● Instructions to follow
Every line holding "Proyecto" should be copied from the records below.
◇ ◇ ◇ ◇ ◇
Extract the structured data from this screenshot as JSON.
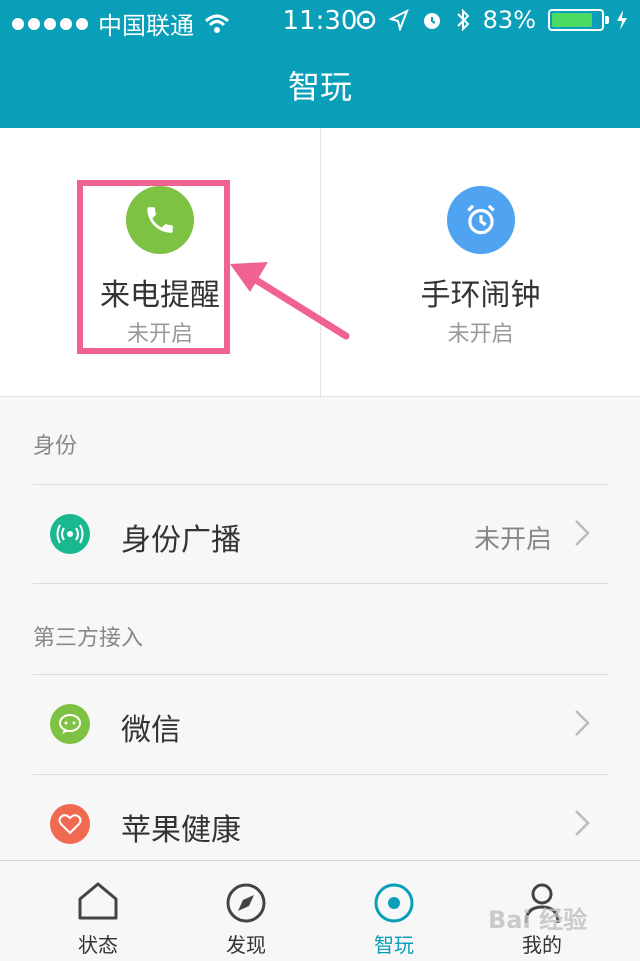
{
  "status_bar": {
    "carrier": "中国联通",
    "time": "11:30",
    "battery": "83%",
    "battery_level": 0.83
  },
  "header": {
    "title": "智玩"
  },
  "features": [
    {
      "title": "来电提醒",
      "status": "未开启",
      "icon": "phone-icon",
      "color": "#7dc243"
    },
    {
      "title": "手环闹钟",
      "status": "未开启",
      "icon": "alarm-clock-icon",
      "color": "#4fa3f0"
    }
  ],
  "sections": [
    {
      "label": "身份",
      "items": [
        {
          "label": "身份广播",
          "value": "未开启",
          "icon": "broadcast-icon",
          "color": "#19b88f"
        }
      ]
    },
    {
      "label": "第三方接入",
      "items": [
        {
          "label": "微信",
          "value": "",
          "icon": "wechat-icon",
          "color": "#7dc243"
        },
        {
          "label": "苹果健康",
          "value": "",
          "icon": "heart-icon",
          "color": "#f06a52"
        }
      ]
    }
  ],
  "tabs": [
    {
      "label": "状态",
      "icon": "home-icon"
    },
    {
      "label": "发现",
      "icon": "compass-icon"
    },
    {
      "label": "智玩",
      "icon": "target-icon",
      "active": true
    },
    {
      "label": "我的",
      "icon": "person-icon"
    }
  ],
  "watermark": "Bai 经验",
  "colors": {
    "accent": "#0a9fb8",
    "highlight": "#f06292"
  }
}
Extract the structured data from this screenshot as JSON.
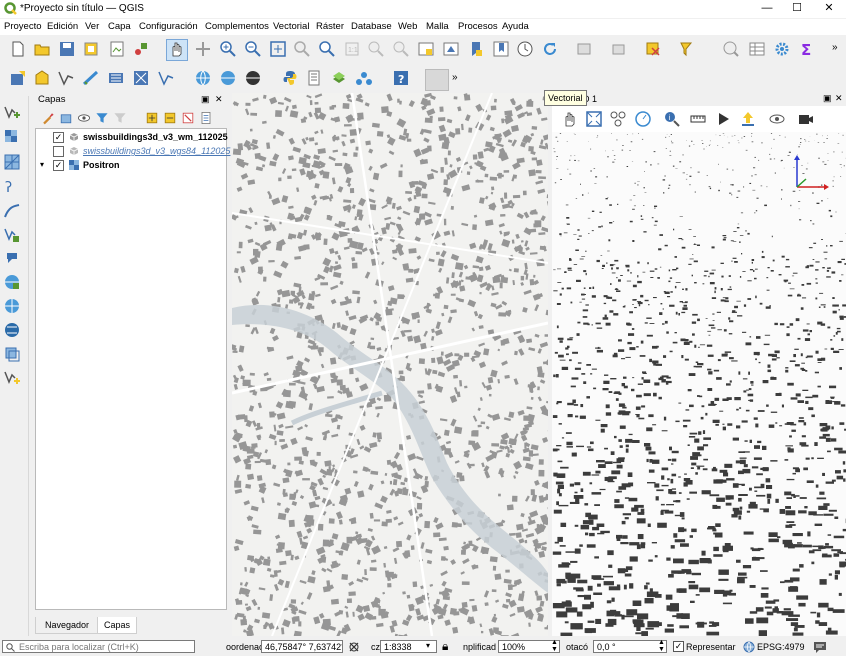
{
  "window": {
    "title": "*Proyecto sin título — QGIS",
    "controls": {
      "minimize": "—",
      "maximize": "☐",
      "close": "✕"
    }
  },
  "menu": [
    "Proyecto",
    "Edición",
    "Ver",
    "Capa",
    "Configuración",
    "Complementos",
    "Vectorial",
    "Ráster",
    "Database",
    "Web",
    "Malla",
    "Procesos",
    "Ayuda"
  ],
  "toolbar_overflow": "»",
  "tooltip": "Vectorial",
  "layers_panel": {
    "title": "Capas",
    "layers": [
      {
        "name": "swissbuildings3d_v3_wm_112025",
        "checked": true
      },
      {
        "name": "swissbuildings3d_v3_wgs84_112025",
        "checked": false
      },
      {
        "name": "Positron",
        "checked": true
      }
    ],
    "check_mark": "✓",
    "tabs": [
      "Navegador",
      "Capas"
    ],
    "float_button": "▣",
    "close_button": "✕"
  },
  "view3d": {
    "title": "3D 1",
    "float_button": "▣",
    "close_button": "✕"
  },
  "status": {
    "search_placeholder": "Escriba para localizar (Ctrl+K)",
    "coord_label": "oordenac",
    "coord_value": "46,75847°  7,63742°",
    "scale_label": "cz",
    "scale_value": "1:8338",
    "magnifier_label": "nplificad",
    "magnifier_value": "100%",
    "rotation_label": "otacó",
    "rotation_value": "0,0 °",
    "render_label": "Representar",
    "crs": "EPSG:4979"
  },
  "colors": {
    "accent_green": "#589632",
    "qgis_yellow": "#f3c82c",
    "building_2d": "#8c8c8c",
    "building_3d": "#3c3c3c",
    "river": "#c8d0d6"
  },
  "icons": {
    "top_toolbar_1": [
      "new-project-icon",
      "open-project-icon",
      "save-project-icon",
      "save-as-icon",
      "print-layout-icon",
      "style-manager-icon",
      "pan-icon",
      "pan-to-selection-icon",
      "zoom-in-icon",
      "zoom-out-icon",
      "zoom-full-icon",
      "zoom-to-selection-icon",
      "zoom-to-layer-icon",
      "zoom-native-icon",
      "zoom-last-icon",
      "zoom-next-icon",
      "new-map-view-icon",
      "new-3d-view-icon",
      "temporal-controller-icon",
      "refresh-icon",
      "select-feature-icon",
      "deselect-icon",
      "select-by-location-icon",
      "select-by-expression-icon",
      "identify-icon",
      "attribute-table-icon",
      "settings-icon",
      "sum-icon"
    ],
    "top_toolbar_2": [
      "digitize-icon",
      "save-edits-icon",
      "vertex-tool-icon",
      "add-line-icon",
      "add-polygon-icon",
      "move-feature-icon",
      "node-tool-icon",
      "wms-icon",
      "wcs-icon",
      "wfs-icon",
      "python-icon",
      "script-icon",
      "plugin-icon",
      "network-icon",
      "help-icon"
    ],
    "left_toolbar": [
      "add-vector-layer-icon",
      "add-raster-layer-icon",
      "add-mesh-layer-icon",
      "add-delimited-text-icon",
      "add-gps-layer-icon",
      "add-spatialite-icon",
      "add-postgis-icon",
      "add-wms-icon",
      "add-wfs-icon",
      "add-wcs-icon",
      "add-virtual-layer-icon",
      "new-vector-layer-icon"
    ],
    "layers_toolbar": [
      "open-styling-icon",
      "add-group-icon",
      "manage-visibility-icon",
      "filter-legend-icon",
      "filter-by-expression-icon",
      "expand-all-icon",
      "collapse-all-icon",
      "remove-layer-icon",
      "properties-icon"
    ],
    "toolbar_3d": [
      "pan-3d-icon",
      "zoom-full-3d-icon",
      "identify-3d-icon",
      "measure-3d-icon",
      "animations-icon",
      "export-icon",
      "camera-icon",
      "view-menu-icon",
      "settings-3d-icon"
    ]
  }
}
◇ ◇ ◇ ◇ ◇
● Task response
    "title": "*Proyecto sin título — QGIS",
    "Proyecto",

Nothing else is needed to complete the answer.